Since photos are a vital part of any scrapbook layout, beginning photography tips can help you learn to create more appealing pages for your albums.
Essential Beginning Photography Tips
Photography doesn’t have to be intimating! Simply keep in mind the following tips as you’re taking shots for your next scrapbooking project:
- Read your camera’s instruction manual. One of the easiest beginning photography tips is to simply acquaint yourself with the features of your camera. If you don’t fully understand how your camera works, it will be extremely difficult to get great photos for your scrapbook layouts.
- Follow the “rule of thirds” when setting up your shot. Imagine the frame divided into three sections both horizontally and vertically before placing your subject at one of the intersections. This will result in a more visually appealing image than if the subject was simply centered in the middle of the frame.
- Use natural light whenever possible. Your camera’s flash can often overpower details in a shot, especially if you’re aiming your flash directly at the subject.
- Experiment with different angles. A change in perspective can alter the mood of your photo dramatically. Shooting from below will make your subject seem imposing, while shooting from above creates a “bird’s eye” effect that nicely accents faces in portrait shots.
- Use depth of field to emphasize the subject of your photo. Is the foreground, midground, or background the focus of the story you want to tell?
- Unless you’re shooting candid photos, try to choose backgrounds with colors and textures that work well with your subject. For example, a young girl with fair skin and blond hair will look best against a soft pastel background.
Working with Bad Photos

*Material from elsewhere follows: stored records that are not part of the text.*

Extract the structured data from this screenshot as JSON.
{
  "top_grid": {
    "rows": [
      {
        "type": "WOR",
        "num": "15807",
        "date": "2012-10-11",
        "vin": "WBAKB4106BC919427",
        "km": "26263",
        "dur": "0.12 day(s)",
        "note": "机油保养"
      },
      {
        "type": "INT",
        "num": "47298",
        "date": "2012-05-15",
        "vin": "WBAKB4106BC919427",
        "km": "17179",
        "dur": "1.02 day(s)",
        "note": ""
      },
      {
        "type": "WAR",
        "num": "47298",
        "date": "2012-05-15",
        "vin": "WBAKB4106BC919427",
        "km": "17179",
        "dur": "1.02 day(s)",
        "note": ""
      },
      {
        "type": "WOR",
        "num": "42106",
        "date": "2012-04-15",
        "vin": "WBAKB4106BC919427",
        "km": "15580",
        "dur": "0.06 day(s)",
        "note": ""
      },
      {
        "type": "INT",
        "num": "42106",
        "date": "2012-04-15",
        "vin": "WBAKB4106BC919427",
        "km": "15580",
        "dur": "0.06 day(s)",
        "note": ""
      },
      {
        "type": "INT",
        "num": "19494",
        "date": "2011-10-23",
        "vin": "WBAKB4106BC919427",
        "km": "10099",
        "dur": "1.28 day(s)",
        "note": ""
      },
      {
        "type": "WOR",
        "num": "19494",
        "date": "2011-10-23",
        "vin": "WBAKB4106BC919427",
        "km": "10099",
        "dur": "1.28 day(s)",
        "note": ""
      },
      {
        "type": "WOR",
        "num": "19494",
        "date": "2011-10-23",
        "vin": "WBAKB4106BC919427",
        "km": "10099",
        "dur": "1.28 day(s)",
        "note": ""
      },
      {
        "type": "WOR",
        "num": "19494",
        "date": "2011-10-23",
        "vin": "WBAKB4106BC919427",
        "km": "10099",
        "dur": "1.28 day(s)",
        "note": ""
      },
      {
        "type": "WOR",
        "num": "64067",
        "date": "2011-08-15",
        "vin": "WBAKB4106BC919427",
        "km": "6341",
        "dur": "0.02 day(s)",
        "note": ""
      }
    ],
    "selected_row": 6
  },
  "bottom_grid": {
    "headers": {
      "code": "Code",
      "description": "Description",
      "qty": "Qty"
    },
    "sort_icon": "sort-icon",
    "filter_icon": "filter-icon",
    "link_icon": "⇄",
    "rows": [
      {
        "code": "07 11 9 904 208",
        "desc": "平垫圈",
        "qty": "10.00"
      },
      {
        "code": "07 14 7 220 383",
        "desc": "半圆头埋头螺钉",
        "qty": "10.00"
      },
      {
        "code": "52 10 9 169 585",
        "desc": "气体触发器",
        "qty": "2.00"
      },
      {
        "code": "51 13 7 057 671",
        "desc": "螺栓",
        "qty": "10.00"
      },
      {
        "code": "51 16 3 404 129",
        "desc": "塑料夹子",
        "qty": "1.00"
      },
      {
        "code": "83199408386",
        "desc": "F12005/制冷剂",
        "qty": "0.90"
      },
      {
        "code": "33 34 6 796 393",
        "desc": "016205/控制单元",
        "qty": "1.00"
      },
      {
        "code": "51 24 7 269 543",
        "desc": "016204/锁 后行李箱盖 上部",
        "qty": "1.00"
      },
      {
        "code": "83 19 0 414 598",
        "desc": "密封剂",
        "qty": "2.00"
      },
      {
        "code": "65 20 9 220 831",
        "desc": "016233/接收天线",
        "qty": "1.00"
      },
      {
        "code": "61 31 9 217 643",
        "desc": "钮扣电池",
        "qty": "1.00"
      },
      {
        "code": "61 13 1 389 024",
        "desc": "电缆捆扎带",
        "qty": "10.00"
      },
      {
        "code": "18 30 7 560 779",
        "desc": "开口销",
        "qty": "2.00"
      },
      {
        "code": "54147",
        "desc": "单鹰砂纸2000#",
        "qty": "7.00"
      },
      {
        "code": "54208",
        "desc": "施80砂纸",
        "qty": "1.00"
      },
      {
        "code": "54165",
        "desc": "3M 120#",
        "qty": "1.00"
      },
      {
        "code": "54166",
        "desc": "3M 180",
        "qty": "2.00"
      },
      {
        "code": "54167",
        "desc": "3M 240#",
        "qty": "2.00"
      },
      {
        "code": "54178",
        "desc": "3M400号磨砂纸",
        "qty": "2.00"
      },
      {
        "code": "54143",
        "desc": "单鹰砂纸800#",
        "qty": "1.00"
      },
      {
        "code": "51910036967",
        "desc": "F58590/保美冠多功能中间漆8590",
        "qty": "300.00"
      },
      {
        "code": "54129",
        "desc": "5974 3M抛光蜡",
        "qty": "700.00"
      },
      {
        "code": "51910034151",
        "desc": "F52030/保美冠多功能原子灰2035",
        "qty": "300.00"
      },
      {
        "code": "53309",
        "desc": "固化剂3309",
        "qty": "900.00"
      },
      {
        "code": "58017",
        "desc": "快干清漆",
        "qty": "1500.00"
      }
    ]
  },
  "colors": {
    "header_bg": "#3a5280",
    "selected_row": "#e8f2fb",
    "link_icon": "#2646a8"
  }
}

- While brushing up on beginning photography tips can help you learn to take better images in the future, how do you complete scrapbook layouts with old photos that are less than perfect? Here are some ideas to consider:
- If the problem is a strange background, such as a tree that appears to be growing out of someone’s head, consider creative cropping. Cutting your photo into a circle, for example, may be a simple way to solve the problem.
- Use embellishments creatively. If your photo has a bright glare on a mirror in the background, try using a charm or button embellishment to cover up the offending spot.
- Mat photos that are excessively dark on light colored paper to visually enhance their look.
- Use a red-eye correction pen on old prints to help take away the look of unflattering “devil eyes” in portrait shots.
- Apply a layer of journaling printed on vellum over a photo that’s too blurry. You’ll still be able to see the general details of the image, but your scrapbook journaling will be given greater emphasis.
- If you have access to a scanner, scan the print and use digital image editing software such as Adobe Photoshop Elements to see if you can correct the image. If you’re not tech-savvy and you live in a larger community, you may be able to find a photography studio that can perform this service for you.
- Look for a substitute. If your photos are of famous landmarks from a family vacation, see if you can find free images online to use in your scrapbook layouts. If the photos are from an event that was attended by several of your friends and family, ask if they will consider letting you make copies of their photos.